::: AVAILABLE DATA :::
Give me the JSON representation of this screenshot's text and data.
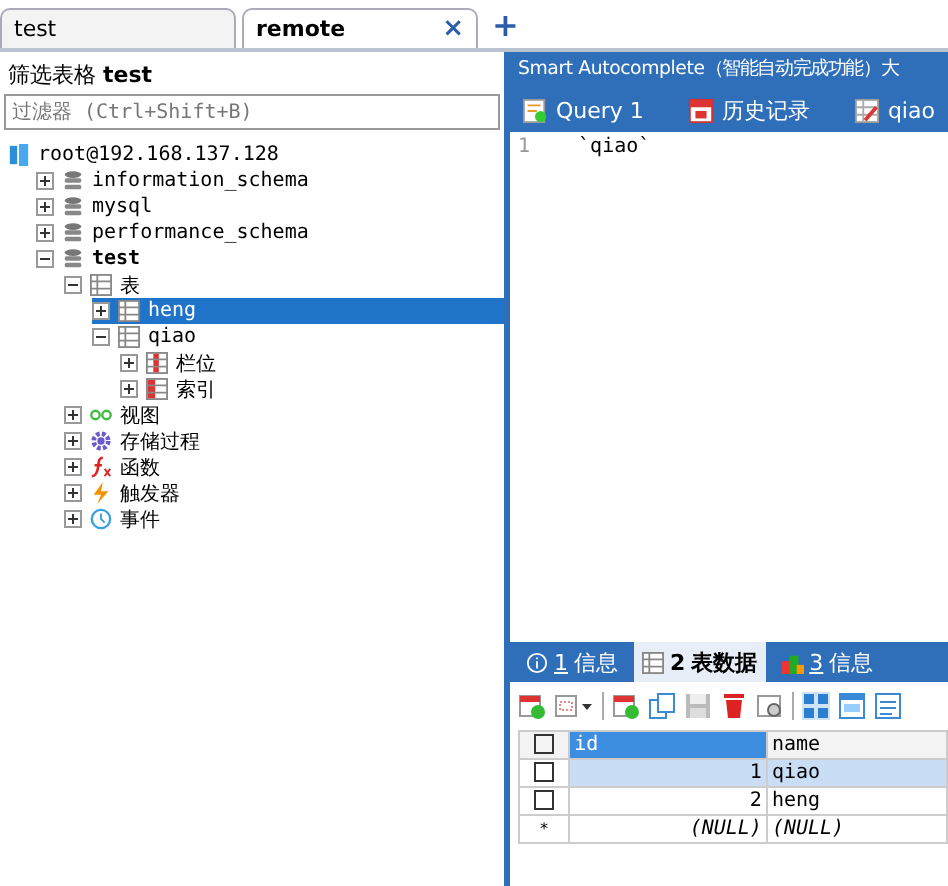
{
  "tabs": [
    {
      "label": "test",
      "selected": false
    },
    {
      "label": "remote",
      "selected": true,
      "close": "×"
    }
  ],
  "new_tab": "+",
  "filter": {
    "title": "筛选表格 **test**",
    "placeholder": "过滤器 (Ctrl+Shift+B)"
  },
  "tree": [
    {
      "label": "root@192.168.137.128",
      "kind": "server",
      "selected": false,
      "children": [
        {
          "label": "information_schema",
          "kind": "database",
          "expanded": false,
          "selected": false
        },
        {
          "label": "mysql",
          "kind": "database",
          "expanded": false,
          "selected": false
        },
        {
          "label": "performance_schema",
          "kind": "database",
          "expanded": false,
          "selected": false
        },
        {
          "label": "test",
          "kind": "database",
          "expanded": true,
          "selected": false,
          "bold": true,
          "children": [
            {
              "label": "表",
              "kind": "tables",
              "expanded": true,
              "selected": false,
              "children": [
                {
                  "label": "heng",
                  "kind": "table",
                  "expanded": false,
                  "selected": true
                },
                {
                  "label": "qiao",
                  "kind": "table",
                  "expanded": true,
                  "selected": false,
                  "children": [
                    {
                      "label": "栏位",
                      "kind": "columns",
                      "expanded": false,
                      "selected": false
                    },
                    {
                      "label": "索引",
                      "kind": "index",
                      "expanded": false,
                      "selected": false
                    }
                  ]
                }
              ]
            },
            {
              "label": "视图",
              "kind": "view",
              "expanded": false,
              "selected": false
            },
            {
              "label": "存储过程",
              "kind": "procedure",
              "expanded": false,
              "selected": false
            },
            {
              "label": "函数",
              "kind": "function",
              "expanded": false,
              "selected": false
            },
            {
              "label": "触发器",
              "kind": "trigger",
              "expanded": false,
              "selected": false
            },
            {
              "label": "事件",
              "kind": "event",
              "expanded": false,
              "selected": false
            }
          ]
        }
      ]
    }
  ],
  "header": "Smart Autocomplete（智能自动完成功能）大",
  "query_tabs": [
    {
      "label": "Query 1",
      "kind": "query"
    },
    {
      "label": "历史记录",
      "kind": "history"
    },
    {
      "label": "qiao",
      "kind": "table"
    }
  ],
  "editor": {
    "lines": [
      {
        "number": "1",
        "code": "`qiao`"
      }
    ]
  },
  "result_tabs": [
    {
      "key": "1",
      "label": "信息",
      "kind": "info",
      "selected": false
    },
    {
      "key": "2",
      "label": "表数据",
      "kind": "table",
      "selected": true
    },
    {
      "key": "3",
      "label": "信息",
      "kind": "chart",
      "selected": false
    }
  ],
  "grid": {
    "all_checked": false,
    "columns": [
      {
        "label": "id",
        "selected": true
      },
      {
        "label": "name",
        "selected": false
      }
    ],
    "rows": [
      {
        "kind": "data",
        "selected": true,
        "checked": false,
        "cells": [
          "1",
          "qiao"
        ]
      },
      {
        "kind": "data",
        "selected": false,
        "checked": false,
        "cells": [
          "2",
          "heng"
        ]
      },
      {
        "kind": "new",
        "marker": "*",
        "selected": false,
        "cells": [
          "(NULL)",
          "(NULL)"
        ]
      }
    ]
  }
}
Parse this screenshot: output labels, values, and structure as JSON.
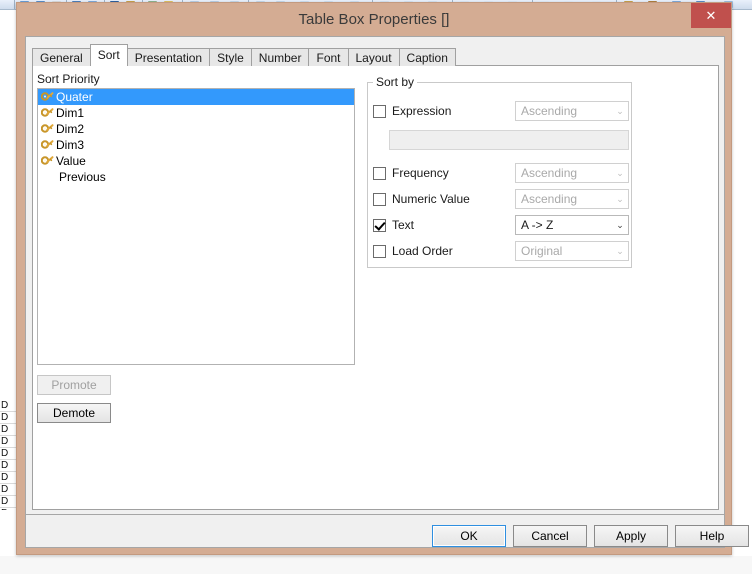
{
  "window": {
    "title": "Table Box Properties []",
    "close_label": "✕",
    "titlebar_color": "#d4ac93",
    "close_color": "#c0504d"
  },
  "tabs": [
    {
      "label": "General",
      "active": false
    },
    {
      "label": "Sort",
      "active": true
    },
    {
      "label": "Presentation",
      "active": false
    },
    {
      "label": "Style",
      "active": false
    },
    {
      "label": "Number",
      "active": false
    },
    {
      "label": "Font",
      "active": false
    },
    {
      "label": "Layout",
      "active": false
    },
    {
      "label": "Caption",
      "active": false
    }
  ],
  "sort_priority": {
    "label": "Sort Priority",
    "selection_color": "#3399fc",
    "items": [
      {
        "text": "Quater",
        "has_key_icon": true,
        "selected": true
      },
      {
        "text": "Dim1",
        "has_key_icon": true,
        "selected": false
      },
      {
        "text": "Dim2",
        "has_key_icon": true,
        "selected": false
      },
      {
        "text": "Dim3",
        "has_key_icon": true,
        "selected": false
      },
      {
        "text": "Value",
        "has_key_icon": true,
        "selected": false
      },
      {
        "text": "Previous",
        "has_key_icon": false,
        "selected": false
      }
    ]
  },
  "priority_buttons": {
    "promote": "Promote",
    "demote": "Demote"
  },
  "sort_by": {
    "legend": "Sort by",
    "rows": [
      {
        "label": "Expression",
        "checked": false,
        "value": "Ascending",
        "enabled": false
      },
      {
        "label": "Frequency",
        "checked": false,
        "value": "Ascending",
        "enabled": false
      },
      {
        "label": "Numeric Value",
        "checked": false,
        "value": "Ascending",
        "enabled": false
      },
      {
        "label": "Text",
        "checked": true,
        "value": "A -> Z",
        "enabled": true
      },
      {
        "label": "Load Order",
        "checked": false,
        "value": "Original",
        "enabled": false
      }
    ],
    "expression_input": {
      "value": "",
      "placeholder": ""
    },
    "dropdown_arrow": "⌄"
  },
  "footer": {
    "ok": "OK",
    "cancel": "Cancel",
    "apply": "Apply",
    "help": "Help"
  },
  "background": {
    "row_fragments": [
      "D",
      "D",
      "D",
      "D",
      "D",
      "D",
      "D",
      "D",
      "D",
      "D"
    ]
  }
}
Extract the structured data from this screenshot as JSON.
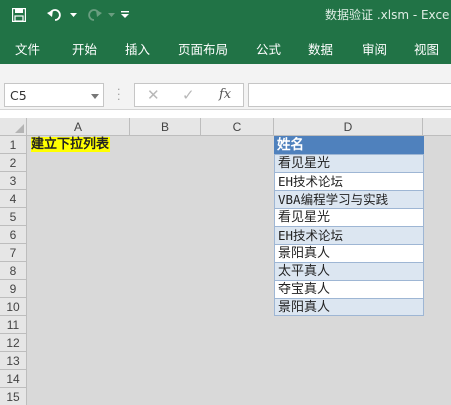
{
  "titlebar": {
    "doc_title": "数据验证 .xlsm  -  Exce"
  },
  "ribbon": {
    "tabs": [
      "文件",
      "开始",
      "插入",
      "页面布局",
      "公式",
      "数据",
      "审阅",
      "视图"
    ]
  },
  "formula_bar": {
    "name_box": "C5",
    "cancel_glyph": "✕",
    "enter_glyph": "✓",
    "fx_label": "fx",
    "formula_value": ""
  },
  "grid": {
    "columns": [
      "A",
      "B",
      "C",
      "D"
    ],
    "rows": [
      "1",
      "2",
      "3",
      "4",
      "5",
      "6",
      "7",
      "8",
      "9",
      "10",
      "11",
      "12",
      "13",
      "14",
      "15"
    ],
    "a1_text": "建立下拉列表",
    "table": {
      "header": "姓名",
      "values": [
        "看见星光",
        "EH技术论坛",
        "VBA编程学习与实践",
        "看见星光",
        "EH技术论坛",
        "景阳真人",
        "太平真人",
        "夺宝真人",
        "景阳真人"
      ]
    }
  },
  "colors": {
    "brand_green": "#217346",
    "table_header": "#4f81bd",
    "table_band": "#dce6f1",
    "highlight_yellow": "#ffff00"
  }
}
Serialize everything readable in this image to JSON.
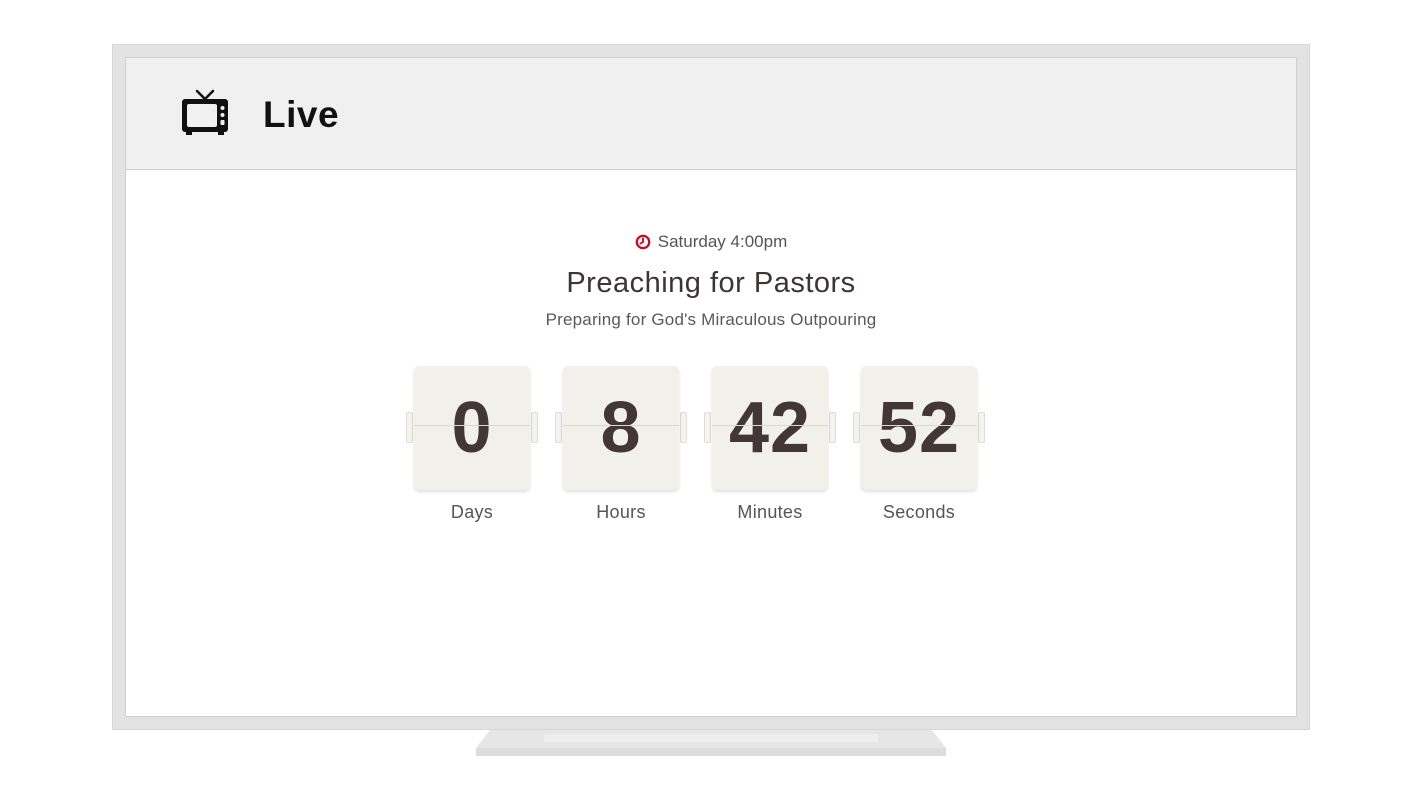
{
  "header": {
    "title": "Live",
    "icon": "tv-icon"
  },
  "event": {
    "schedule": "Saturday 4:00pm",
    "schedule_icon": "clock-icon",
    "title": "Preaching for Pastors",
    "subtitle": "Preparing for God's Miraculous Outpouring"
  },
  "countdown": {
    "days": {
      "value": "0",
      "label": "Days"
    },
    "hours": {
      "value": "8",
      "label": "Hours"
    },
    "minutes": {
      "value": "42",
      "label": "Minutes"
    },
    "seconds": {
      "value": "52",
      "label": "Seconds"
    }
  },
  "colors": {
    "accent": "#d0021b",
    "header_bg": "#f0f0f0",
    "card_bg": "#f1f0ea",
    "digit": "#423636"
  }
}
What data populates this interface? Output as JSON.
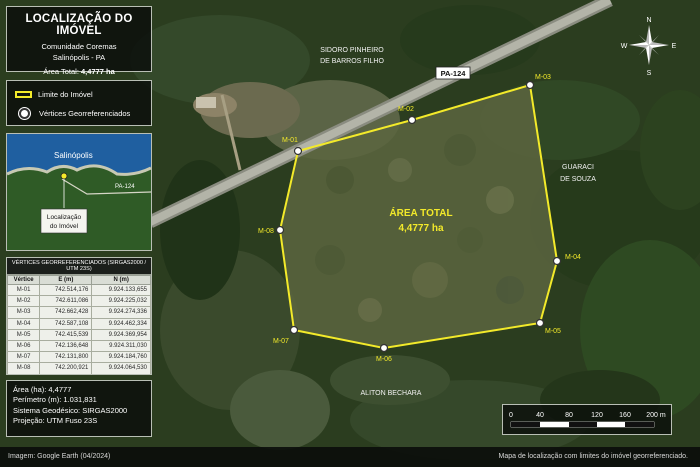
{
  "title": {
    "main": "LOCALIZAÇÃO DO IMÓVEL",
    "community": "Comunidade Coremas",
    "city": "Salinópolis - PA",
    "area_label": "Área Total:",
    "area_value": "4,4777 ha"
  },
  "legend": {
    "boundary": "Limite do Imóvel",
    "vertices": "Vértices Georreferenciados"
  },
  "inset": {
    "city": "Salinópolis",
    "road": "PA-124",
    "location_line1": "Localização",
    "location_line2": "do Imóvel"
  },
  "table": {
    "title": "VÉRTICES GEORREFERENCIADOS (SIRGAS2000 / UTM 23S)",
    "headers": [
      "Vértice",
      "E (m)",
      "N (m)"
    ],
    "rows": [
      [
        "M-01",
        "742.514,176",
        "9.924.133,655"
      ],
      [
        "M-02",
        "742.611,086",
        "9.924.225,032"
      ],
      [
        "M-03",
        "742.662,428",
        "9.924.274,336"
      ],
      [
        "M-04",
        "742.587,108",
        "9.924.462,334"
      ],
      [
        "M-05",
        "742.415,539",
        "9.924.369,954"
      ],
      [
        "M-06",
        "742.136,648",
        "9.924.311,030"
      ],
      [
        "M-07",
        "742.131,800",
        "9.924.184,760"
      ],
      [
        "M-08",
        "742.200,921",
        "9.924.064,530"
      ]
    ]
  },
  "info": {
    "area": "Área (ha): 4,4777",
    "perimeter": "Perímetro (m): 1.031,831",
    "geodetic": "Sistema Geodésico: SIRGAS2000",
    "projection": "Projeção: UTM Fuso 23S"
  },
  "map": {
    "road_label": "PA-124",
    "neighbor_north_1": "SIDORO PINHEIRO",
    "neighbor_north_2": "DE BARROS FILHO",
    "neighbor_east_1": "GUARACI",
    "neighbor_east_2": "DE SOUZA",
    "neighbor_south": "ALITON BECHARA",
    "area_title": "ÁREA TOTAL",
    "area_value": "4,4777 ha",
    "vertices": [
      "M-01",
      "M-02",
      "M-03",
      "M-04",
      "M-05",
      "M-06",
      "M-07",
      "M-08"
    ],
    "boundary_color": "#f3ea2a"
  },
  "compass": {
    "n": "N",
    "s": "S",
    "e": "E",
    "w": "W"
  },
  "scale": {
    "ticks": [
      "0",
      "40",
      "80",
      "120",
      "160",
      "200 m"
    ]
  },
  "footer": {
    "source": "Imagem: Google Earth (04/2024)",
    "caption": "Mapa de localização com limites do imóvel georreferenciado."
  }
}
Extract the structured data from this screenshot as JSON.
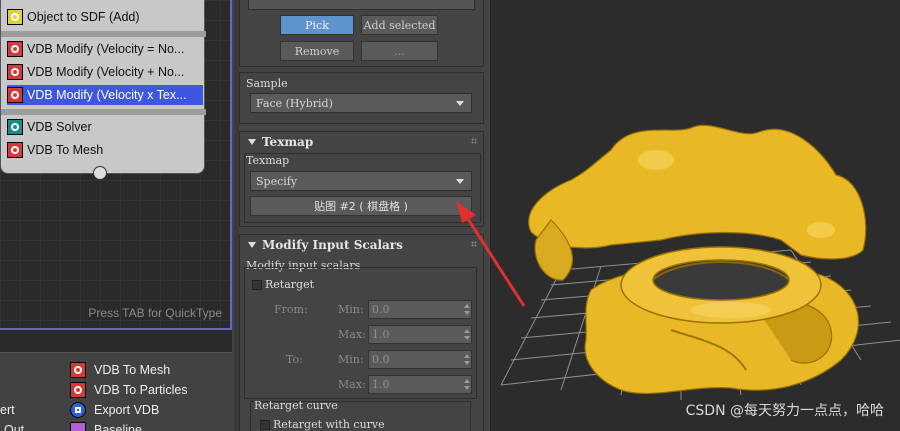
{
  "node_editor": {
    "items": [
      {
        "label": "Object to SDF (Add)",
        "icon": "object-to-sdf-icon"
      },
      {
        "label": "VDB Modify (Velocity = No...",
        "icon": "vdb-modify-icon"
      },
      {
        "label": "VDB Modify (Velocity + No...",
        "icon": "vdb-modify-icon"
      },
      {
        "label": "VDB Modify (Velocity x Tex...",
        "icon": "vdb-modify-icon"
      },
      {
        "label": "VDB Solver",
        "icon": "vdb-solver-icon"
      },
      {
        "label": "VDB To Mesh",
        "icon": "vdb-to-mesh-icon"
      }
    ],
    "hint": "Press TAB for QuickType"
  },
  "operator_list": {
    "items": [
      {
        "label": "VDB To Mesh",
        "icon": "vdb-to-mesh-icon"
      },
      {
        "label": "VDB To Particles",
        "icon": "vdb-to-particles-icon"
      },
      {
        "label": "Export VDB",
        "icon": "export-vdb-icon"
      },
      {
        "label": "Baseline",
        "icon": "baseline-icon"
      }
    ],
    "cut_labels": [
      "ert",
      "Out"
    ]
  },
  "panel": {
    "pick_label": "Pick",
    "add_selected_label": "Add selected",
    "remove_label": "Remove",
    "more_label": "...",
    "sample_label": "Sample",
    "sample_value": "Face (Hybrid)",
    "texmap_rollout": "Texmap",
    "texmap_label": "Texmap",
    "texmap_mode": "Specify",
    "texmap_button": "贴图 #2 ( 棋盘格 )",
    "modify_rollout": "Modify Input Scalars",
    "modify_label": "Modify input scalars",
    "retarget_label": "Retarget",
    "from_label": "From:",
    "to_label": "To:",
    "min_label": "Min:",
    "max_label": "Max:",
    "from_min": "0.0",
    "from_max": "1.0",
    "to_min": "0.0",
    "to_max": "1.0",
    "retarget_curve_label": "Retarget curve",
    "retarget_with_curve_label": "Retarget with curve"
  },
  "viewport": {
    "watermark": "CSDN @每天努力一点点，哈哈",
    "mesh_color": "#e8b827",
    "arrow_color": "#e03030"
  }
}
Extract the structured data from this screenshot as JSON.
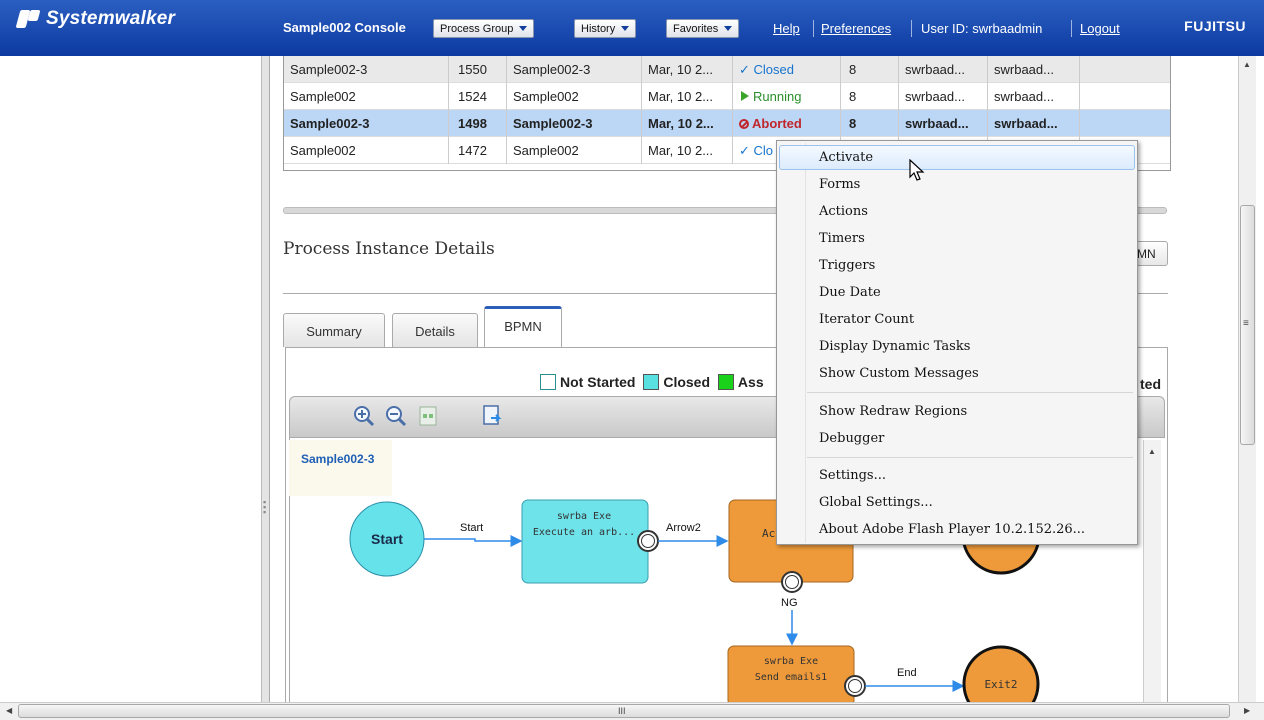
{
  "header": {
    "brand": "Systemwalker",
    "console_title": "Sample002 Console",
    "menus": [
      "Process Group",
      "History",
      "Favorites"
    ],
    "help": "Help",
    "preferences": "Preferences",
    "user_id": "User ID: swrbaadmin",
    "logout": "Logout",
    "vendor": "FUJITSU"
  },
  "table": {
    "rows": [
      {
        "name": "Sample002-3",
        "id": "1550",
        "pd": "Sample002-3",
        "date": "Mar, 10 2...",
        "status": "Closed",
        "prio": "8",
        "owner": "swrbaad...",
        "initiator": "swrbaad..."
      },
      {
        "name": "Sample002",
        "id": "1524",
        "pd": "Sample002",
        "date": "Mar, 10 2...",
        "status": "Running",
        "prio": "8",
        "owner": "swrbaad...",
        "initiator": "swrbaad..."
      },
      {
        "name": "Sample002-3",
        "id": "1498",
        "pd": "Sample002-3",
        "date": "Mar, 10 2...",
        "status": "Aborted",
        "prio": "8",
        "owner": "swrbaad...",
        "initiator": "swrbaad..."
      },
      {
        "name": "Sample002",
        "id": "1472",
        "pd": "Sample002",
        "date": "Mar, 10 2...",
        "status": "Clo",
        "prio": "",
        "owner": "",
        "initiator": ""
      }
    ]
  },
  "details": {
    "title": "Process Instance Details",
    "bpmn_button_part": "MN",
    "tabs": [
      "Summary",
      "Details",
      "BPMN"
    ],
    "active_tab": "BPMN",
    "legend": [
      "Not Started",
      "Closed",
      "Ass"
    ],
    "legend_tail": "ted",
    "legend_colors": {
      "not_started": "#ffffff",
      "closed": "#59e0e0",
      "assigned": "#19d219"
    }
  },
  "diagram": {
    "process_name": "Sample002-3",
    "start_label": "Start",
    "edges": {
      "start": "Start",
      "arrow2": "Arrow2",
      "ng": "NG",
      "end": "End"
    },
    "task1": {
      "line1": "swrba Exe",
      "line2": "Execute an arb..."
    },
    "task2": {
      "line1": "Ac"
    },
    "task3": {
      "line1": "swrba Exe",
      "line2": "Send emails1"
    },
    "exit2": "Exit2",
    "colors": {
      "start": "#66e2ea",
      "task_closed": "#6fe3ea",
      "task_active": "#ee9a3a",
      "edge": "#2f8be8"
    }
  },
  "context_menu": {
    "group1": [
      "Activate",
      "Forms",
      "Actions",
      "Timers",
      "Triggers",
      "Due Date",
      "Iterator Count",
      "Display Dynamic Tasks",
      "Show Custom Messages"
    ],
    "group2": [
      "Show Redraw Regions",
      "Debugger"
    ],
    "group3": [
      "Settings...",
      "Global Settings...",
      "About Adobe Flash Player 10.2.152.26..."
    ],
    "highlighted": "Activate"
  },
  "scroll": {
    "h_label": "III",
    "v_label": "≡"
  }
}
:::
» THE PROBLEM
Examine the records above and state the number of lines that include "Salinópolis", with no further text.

» EXPECTED ANSWER
2